The ketogenic diet KD has gained immense popularity during the last decade, primarily because of its successful short-term effect on weight loss. In the United States, KD is utilized in a variety of patient populations for weight management, despite limited evidence regarding its efficacy and risks. This literature review provides an evaluation of data on the benefits and risks associated with the chronic use of KD, including its metabolic, endocrinological, and cardiovascular effects. Obesity is classified based on the body mass index BMI of the individual. A BMI of Obesity is associated with multiple comorbidities including type 2 diabetes, hypertension, cardiovascular disease CVD, cancer, sleep apnea, and obesity-hypoventilation syndrome OHS. The effectiveness of different types of diets based on different macronutrient restrictions has been a topic of debate for the past few years. Some researchers support restriction in carbohydrate CHO, while others endorse cutting down protein or fats [ 2 ]. This review article will focus on the ketogenic diet KD, which is defined as a low-carbohydrate diet LCD with a moderate amount of protein restriction to induce ketosis without restricting fat intake [ 3 ].
The recent article by Ludwig, although thought-provoking, is not a complete representation of the literature regarding carbohydrates and their use for weight loss 1. Notably, diets full of unrefined carbohydrates are equally as healthful, if not more, and may confer less actual and potential risks to patients 2. First, not all meta-analyses have shown that carbohydrate restriction is superior to fat restriction for the treatment of obesity: some have indeed shown the opposite 3. Furthermore, research suggests that some of the weight lost with low-carbohydrate diets is water loss or, worse, lean body mass loss 4. In some studies, lean body mass loss was actually greater in participants consuming a low-carbohydrate diet than those consuming a low-fat diet 3. Weight regain after weight loss is also a concern for those on low-carbohydrate diets.

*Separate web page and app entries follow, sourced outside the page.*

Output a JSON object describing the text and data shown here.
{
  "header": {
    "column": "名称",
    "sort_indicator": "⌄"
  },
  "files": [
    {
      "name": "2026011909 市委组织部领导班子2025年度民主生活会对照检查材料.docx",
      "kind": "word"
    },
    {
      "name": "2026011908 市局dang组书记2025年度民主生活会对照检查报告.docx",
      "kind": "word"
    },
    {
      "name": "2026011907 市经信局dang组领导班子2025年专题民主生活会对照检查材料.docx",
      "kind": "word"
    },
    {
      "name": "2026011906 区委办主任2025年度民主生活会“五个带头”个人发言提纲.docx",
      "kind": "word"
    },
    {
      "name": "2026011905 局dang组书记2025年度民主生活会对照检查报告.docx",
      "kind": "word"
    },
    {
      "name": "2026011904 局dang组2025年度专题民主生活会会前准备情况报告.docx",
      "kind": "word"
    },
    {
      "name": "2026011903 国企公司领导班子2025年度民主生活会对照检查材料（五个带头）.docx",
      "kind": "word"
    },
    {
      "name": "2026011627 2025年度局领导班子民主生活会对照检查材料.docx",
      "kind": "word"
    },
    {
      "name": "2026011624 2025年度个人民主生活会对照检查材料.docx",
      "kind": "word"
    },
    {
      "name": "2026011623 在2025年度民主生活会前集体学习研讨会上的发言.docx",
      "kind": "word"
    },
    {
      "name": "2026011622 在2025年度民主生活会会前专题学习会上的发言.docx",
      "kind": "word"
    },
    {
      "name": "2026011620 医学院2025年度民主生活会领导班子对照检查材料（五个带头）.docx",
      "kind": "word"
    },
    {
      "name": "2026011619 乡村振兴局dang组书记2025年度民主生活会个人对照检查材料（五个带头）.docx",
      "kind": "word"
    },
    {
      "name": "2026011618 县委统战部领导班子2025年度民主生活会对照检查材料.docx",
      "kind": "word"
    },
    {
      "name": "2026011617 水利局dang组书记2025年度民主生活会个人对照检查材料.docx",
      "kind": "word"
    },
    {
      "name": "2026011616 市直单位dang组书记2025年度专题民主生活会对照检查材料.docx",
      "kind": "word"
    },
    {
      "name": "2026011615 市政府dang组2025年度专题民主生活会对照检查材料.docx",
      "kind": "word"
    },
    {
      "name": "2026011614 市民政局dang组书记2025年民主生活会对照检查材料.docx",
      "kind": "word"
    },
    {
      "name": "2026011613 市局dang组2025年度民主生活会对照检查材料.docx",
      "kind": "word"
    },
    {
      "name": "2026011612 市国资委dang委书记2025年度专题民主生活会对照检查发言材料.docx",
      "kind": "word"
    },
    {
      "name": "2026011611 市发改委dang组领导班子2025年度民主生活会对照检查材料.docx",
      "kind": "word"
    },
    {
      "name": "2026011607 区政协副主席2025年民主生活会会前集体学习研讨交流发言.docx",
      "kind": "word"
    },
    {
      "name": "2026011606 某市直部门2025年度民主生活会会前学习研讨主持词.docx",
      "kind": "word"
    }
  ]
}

In a randomized controlled trial with prolonged follow-up, weight regain after initial weight loss at 6 y was greatest with low-carbohydrate diets 4. Next, Ludwig minimizes the concerns of the increase in LDL cholesterol seen in those consuming a ketogenic diet, a concern also shared by the National Lipid Association 4. Indeed, nearly every study examining participants on a ketogenic diet has shown an increase in LDL cholesterol, apolipoprotein-B, or both 6.

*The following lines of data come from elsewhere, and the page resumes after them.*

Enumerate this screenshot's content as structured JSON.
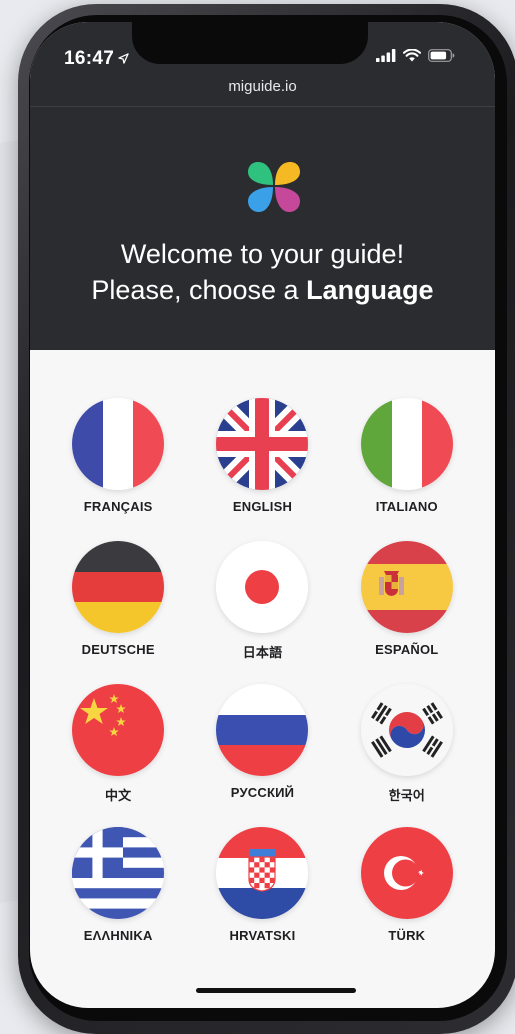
{
  "status_bar": {
    "time": "16:47",
    "location_icon": "location-arrow-icon",
    "signal_icon": "signal-icon",
    "wifi_icon": "wifi-icon",
    "battery_icon": "battery-icon"
  },
  "browser": {
    "url": "miguide.io"
  },
  "header": {
    "logo_icon": "four-petal-logo-icon",
    "welcome_line": "Welcome to your guide!",
    "choose_prefix": "Please, choose a ",
    "choose_emphasis": "Language"
  },
  "languages": [
    {
      "label": "FRANÇAIS",
      "flag": "france-flag-icon"
    },
    {
      "label": "ENGLISH",
      "flag": "uk-flag-icon"
    },
    {
      "label": "ITALIANO",
      "flag": "italy-flag-icon"
    },
    {
      "label": "DEUTSCHE",
      "flag": "germany-flag-icon"
    },
    {
      "label": "日本語",
      "flag": "japan-flag-icon"
    },
    {
      "label": "ESPAÑOL",
      "flag": "spain-flag-icon"
    },
    {
      "label": "中文",
      "flag": "china-flag-icon"
    },
    {
      "label": "РУССКИЙ",
      "flag": "russia-flag-icon"
    },
    {
      "label": "한국어",
      "flag": "korea-flag-icon"
    },
    {
      "label": "ΕΛΛΗΝΙΚΑ",
      "flag": "greece-flag-icon"
    },
    {
      "label": "HRVATSKI",
      "flag": "croatia-flag-icon"
    },
    {
      "label": "TÜRK",
      "flag": "turkey-flag-icon"
    }
  ],
  "colors": {
    "header_bg": "#2b2c2f",
    "content_bg": "#f7f7f8"
  }
}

Pictures of fatty foods like bacon, cheese, and even butter in coffee. As with most topics in the spotlight, what you see may not be the whole truth. The ketogenic diet is unique from other styles of eating because of its very high fat, and very low carbohydrate intake. Ketogenesis may seem like a new concept, but it is the natural process your body reverts to when it does not have enough glucose to use as energy. Your body will begin to break down fat and create ketones as an energy source. When glucose is low, your body dips into your ketones that have been made from ketogenesis for energy. This alternative metabolic process your body switches to is known as ketosis. The rate of generating ketones slows when it is simply not needed.